We don’t need articles that only locate cannon sizes, firepower, hardware, military personnel: that is the stuff of the arms trade, clamouring at the doors of Ministers’ offices, clutching this particular article amongst many.
What we need is context, context, context. We spend mountains of money on “defence” when what we have been funding is foreign misadventures. The Australian government has even bumped up $500 billion more on armaments in lockstep with US requirements. But money on diplomacy? Cut. Money on studying the causes and ways of peace? None. Foreign aid, to foster good intentions and international benefit? Cut, cut. The actual costs of a future war with China and its aftermath? Not mentioned – except the foolish notion that there could be winners.
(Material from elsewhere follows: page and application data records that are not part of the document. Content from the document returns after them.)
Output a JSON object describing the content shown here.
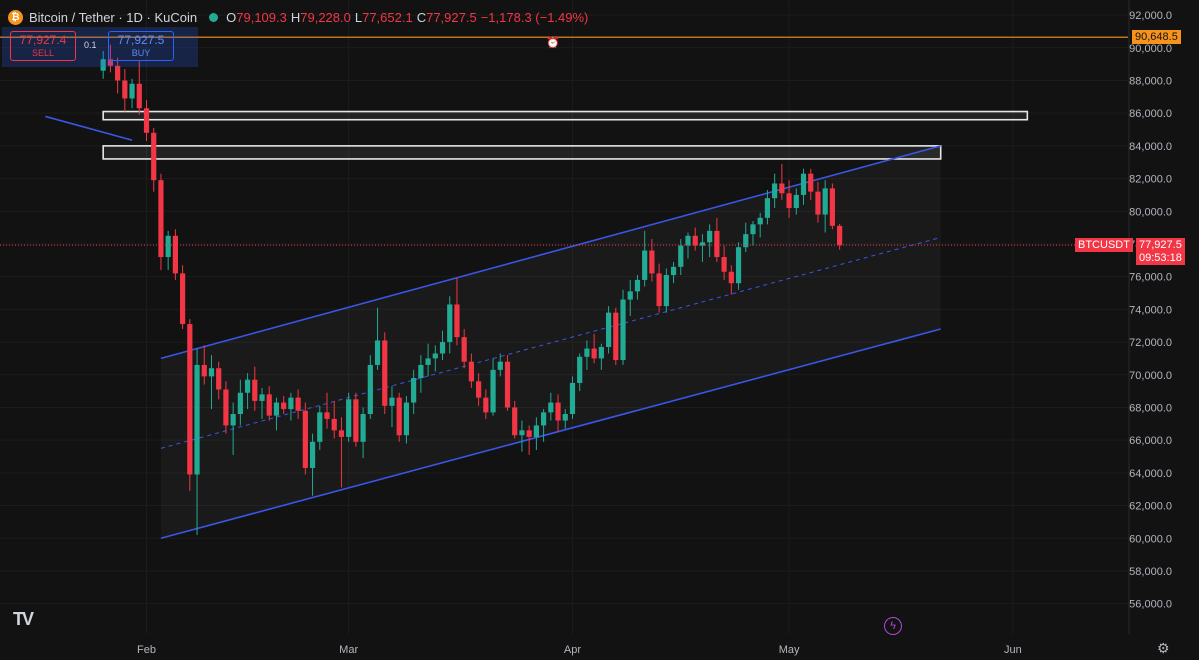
{
  "header": {
    "symbol": "Bitcoin / Tether · 1D · KuCoin",
    "coin_glyph": "₿",
    "o_label": "O",
    "o_value": "79,109.3",
    "h_label": "H",
    "h_value": "79,228.0",
    "l_label": "L",
    "l_value": "77,652.1",
    "c_label": "C",
    "c_value": "77,927.5",
    "change": "−1,178.3 (−1.49%)"
  },
  "trade": {
    "sell_price": "77,927.4",
    "sell_label": "SELL",
    "buy_price": "77,927.5",
    "buy_label": "BUY",
    "spread": "0.1"
  },
  "price_tags": {
    "level_value": "90,648.5",
    "symbol_tag": "BTCUSDT",
    "last_price": "77,927.5",
    "countdown": "09:53:18"
  },
  "icons": {
    "logo": "tradingview-logo-icon",
    "lightning": "lightning-icon",
    "settings": "gear-icon",
    "alarm": "alarm-icon"
  },
  "colors": {
    "up": "#22ab94",
    "down": "#f23645",
    "channel": "#3a56e8",
    "level_line": "#f7931a",
    "background": "#121212"
  },
  "chart_data": {
    "type": "candlestick",
    "symbol": "BTCUSDT",
    "interval": "1D",
    "ylim": [
      55000,
      92800
    ],
    "y_ticks": [
      "56,000.0",
      "58,000.0",
      "60,000.0",
      "62,000.0",
      "64,000.0",
      "66,000.0",
      "68,000.0",
      "70,000.0",
      "72,000.0",
      "74,000.0",
      "76,000.0",
      "78,000.0",
      "80,000.0",
      "82,000.0",
      "84,000.0",
      "86,000.0",
      "88,000.0",
      "90,000.0",
      "92,000.0"
    ],
    "x_ticks": [
      {
        "label": "Feb",
        "day": 0
      },
      {
        "label": "Mar",
        "day": 28
      },
      {
        "label": "Apr",
        "day": 59
      },
      {
        "label": "May",
        "day": 89
      },
      {
        "label": "Jun",
        "day": 120
      }
    ],
    "first_candle_day": -6,
    "last_price": 77927.5,
    "horizontal_level": 90648.5,
    "candles": [
      [
        88600,
        89800,
        88100,
        89300
      ],
      [
        89300,
        90200,
        88500,
        88900
      ],
      [
        88900,
        89400,
        87200,
        88000
      ],
      [
        88000,
        88700,
        86100,
        86900
      ],
      [
        86900,
        88100,
        86300,
        87800
      ],
      [
        87800,
        89200,
        85900,
        86300
      ],
      [
        86300,
        86800,
        84300,
        84800
      ],
      [
        84800,
        85100,
        81200,
        81900
      ],
      [
        81900,
        82300,
        76400,
        77200
      ],
      [
        77200,
        78800,
        76400,
        78500
      ],
      [
        78500,
        78900,
        75800,
        76200
      ],
      [
        76200,
        76700,
        72800,
        73100
      ],
      [
        73100,
        73400,
        62900,
        63900
      ],
      [
        63900,
        71600,
        60200,
        70600
      ],
      [
        70600,
        71800,
        69400,
        69900
      ],
      [
        69900,
        71200,
        67900,
        70400
      ],
      [
        70400,
        70800,
        68500,
        69100
      ],
      [
        69100,
        69600,
        66400,
        66900
      ],
      [
        66900,
        68300,
        65100,
        67600
      ],
      [
        67600,
        69700,
        66900,
        68900
      ],
      [
        68900,
        70100,
        67900,
        69700
      ],
      [
        69700,
        70500,
        67800,
        68400
      ],
      [
        68400,
        69200,
        67300,
        68800
      ],
      [
        68800,
        69300,
        67200,
        67500
      ],
      [
        67500,
        68600,
        66600,
        68300
      ],
      [
        68300,
        68700,
        67600,
        67900
      ],
      [
        67900,
        68900,
        67200,
        68600
      ],
      [
        68600,
        69100,
        67300,
        67800
      ],
      [
        67800,
        68300,
        63900,
        64300
      ],
      [
        64300,
        66400,
        62600,
        65900
      ],
      [
        65900,
        68100,
        65400,
        67700
      ],
      [
        67700,
        68900,
        66700,
        67300
      ],
      [
        67300,
        68400,
        66100,
        66600
      ],
      [
        66600,
        67400,
        63100,
        66200
      ],
      [
        66200,
        68900,
        65900,
        68500
      ],
      [
        68500,
        68900,
        65600,
        65900
      ],
      [
        65900,
        68000,
        64900,
        67600
      ],
      [
        67600,
        71200,
        67300,
        70600
      ],
      [
        70600,
        74100,
        70300,
        72100
      ],
      [
        72100,
        72600,
        67600,
        68100
      ],
      [
        68100,
        69300,
        66800,
        68600
      ],
      [
        68600,
        68900,
        65900,
        66300
      ],
      [
        66300,
        68700,
        65800,
        68300
      ],
      [
        68300,
        70300,
        67600,
        69800
      ],
      [
        69800,
        71200,
        68900,
        70600
      ],
      [
        70600,
        71900,
        69900,
        71000
      ],
      [
        71000,
        71800,
        70200,
        71300
      ],
      [
        71300,
        72700,
        70900,
        72000
      ],
      [
        72000,
        74800,
        71300,
        74300
      ],
      [
        74300,
        75900,
        71800,
        72300
      ],
      [
        72300,
        72800,
        70400,
        70800
      ],
      [
        70800,
        71300,
        69200,
        69600
      ],
      [
        69600,
        70100,
        68100,
        68600
      ],
      [
        68600,
        69100,
        67300,
        67700
      ],
      [
        67700,
        71000,
        67500,
        70300
      ],
      [
        70300,
        71300,
        69900,
        70800
      ],
      [
        70800,
        71200,
        67800,
        68000
      ],
      [
        68000,
        68400,
        66100,
        66300
      ],
      [
        66300,
        67200,
        65300,
        66600
      ],
      [
        66600,
        66900,
        65100,
        66200
      ],
      [
        66200,
        67400,
        65400,
        66900
      ],
      [
        66900,
        67900,
        65900,
        67700
      ],
      [
        67700,
        68900,
        67200,
        68300
      ],
      [
        68300,
        68800,
        66500,
        67200
      ],
      [
        67200,
        67900,
        66700,
        67600
      ],
      [
        67600,
        69900,
        67300,
        69500
      ],
      [
        69500,
        71300,
        69000,
        71100
      ],
      [
        71100,
        72100,
        70300,
        71600
      ],
      [
        71600,
        72500,
        70700,
        71000
      ],
      [
        71000,
        71900,
        70300,
        71700
      ],
      [
        71700,
        74200,
        71300,
        73800
      ],
      [
        73800,
        74100,
        70600,
        70900
      ],
      [
        70900,
        75200,
        70600,
        74600
      ],
      [
        74600,
        75800,
        73600,
        75100
      ],
      [
        75100,
        76100,
        74600,
        75800
      ],
      [
        75800,
        78800,
        75400,
        77600
      ],
      [
        77600,
        78300,
        75700,
        76200
      ],
      [
        76200,
        76800,
        73800,
        74200
      ],
      [
        74200,
        76500,
        73800,
        76100
      ],
      [
        76100,
        76900,
        75600,
        76600
      ],
      [
        76600,
        78300,
        76100,
        77900
      ],
      [
        77900,
        78700,
        77100,
        78500
      ],
      [
        78500,
        79000,
        77600,
        77900
      ],
      [
        77900,
        78600,
        76900,
        78100
      ],
      [
        78100,
        79200,
        77200,
        78800
      ],
      [
        78800,
        79600,
        76900,
        77200
      ],
      [
        77200,
        77900,
        75800,
        76300
      ],
      [
        76300,
        76700,
        74900,
        75600
      ],
      [
        75600,
        78100,
        75200,
        77800
      ],
      [
        77800,
        79300,
        77500,
        78600
      ],
      [
        78600,
        79400,
        77900,
        79200
      ],
      [
        79200,
        79900,
        78400,
        79600
      ],
      [
        79600,
        81300,
        79200,
        80800
      ],
      [
        80800,
        82300,
        80200,
        81700
      ],
      [
        81700,
        82900,
        80700,
        81100
      ],
      [
        81100,
        81900,
        79600,
        80200
      ],
      [
        80200,
        81400,
        79800,
        81000
      ],
      [
        81000,
        82600,
        80400,
        82300
      ],
      [
        82300,
        82600,
        80700,
        81200
      ],
      [
        81200,
        81800,
        79300,
        79800
      ],
      [
        79800,
        81900,
        78700,
        81400
      ],
      [
        81400,
        81700,
        78900,
        79109.3
      ],
      [
        79109.3,
        79228.0,
        77652.1,
        77927.5
      ]
    ],
    "channel_upper": [
      [
        -14,
        85800
      ],
      [
        2,
        71000
      ],
      [
        110,
        84000
      ]
    ],
    "channel_lower": [
      [
        2,
        60000
      ],
      [
        110,
        72800
      ]
    ],
    "channel_mid": [
      [
        2,
        65500
      ],
      [
        110,
        78400
      ]
    ],
    "zones": [
      {
        "top": 86100,
        "bottom": 85600,
        "from_day": -6,
        "to_day": 122
      },
      {
        "top": 84000,
        "bottom": 83200,
        "from_day": -6,
        "to_day": 110
      }
    ]
  }
}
A responsible news outlet should be conscious of the boundaries on thinking it fosters. Foster war thinking, and you will have more it. Instead, the media should dare to question, widen our understanding of the choices beyond the war-rattling path. The media should add up the price of war, both in opportunity cost and its miserable aftermath. Not only will we sharpen our own thinking when someone plays the dulcet siren sound of the war bugle, but we will know to look for the opportunities for diplomacy, the values of peace, and a different kind of prosperity.
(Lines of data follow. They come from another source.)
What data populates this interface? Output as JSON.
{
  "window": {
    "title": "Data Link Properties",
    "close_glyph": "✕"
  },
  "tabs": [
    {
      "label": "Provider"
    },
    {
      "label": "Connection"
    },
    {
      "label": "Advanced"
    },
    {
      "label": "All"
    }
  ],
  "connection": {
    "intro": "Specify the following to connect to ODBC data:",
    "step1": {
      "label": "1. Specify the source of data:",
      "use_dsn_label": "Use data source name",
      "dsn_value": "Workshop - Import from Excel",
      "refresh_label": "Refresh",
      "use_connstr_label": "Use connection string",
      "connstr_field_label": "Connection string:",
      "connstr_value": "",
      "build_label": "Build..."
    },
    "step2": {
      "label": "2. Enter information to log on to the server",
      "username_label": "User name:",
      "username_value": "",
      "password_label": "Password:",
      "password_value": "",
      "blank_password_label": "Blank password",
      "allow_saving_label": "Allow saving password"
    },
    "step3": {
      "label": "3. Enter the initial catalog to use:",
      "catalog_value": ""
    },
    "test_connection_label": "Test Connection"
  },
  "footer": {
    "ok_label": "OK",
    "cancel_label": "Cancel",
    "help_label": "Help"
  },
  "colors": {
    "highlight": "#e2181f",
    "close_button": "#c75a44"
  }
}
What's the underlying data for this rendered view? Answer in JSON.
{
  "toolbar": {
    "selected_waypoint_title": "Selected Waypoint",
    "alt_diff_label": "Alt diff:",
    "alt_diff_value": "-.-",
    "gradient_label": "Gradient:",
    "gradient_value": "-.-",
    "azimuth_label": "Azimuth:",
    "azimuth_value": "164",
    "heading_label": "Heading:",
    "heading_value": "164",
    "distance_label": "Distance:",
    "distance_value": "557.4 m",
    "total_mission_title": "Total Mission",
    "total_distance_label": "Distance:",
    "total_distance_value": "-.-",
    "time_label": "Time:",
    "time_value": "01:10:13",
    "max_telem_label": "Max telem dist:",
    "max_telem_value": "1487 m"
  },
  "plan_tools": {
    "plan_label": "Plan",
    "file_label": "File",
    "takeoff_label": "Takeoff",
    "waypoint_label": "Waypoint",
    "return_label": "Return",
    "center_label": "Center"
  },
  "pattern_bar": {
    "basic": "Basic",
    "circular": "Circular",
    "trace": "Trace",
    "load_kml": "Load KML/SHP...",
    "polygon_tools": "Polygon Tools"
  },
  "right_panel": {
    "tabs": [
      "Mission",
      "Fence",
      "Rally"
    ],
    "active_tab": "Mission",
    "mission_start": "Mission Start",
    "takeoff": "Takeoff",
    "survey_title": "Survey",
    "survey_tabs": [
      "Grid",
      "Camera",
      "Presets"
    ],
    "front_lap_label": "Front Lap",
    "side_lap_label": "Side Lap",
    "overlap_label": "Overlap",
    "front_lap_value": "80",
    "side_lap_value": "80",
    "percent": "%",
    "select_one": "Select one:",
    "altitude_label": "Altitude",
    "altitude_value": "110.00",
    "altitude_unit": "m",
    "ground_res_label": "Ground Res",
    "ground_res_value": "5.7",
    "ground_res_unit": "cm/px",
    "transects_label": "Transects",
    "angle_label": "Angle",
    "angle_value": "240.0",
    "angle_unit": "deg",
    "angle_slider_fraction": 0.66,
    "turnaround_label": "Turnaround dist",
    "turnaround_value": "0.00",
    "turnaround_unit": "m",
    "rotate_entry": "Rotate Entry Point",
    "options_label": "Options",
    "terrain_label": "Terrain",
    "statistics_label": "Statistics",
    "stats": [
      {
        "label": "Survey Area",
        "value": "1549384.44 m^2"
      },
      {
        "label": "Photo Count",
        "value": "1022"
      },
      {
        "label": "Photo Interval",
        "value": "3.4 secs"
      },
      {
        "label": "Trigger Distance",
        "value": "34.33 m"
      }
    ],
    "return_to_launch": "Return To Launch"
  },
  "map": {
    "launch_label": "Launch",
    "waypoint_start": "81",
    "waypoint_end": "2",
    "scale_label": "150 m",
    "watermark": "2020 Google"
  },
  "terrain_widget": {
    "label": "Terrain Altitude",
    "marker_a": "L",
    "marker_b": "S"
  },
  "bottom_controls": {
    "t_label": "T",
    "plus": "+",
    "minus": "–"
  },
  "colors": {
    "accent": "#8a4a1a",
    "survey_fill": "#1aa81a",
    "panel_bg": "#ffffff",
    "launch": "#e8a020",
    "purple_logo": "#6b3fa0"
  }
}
The “coming war” stories that are appearing may have arisen on their own at the news desk, or they may have been partly seeded – sorry, briefed – by the US military, our own Department of Defence, or the arms manufacturers which stand to gain so much from a militarised economy. Whatever the source, we have been here before. The story is being framed. In a few short months, “Asia-Pacific” has become “Indo-Pacific,” an attempt to re-imagine a “Quadrilateral” narrative that will embrace the US, Japan, Australia and India in the bonds of war against you-know-whom. There is nothing inevitable about this: it is being forged in the thinktanks, military forces, and by the arms industry before our very eyes, and in our daily news outlets.
If the mainstream media won’t widen the story, then it’s up to peacemakers. Consider whether your Meeting is called to challenge the “coming war” coverage in the media, or moved to convene peace groups, or even to write and go and see your local MP (for your local area) or Senator (covering your state and territory). Especially look out for the parliamentarians who have not yet pledged to sign the Treaty on the Prohibition of Nuclear Weapons, as well as those who believe the arms trade build-up is going to be good for us and the region. We need money spent on diplomacy and shared security, on trust-building measures, and goodwill foreign aid. The media has been selling us fear. Friends can offer strategies so much better.
Adrian Glamorgan is Secretary of the Friends’ World Committee on Consultation, Asia-West Pacific Section.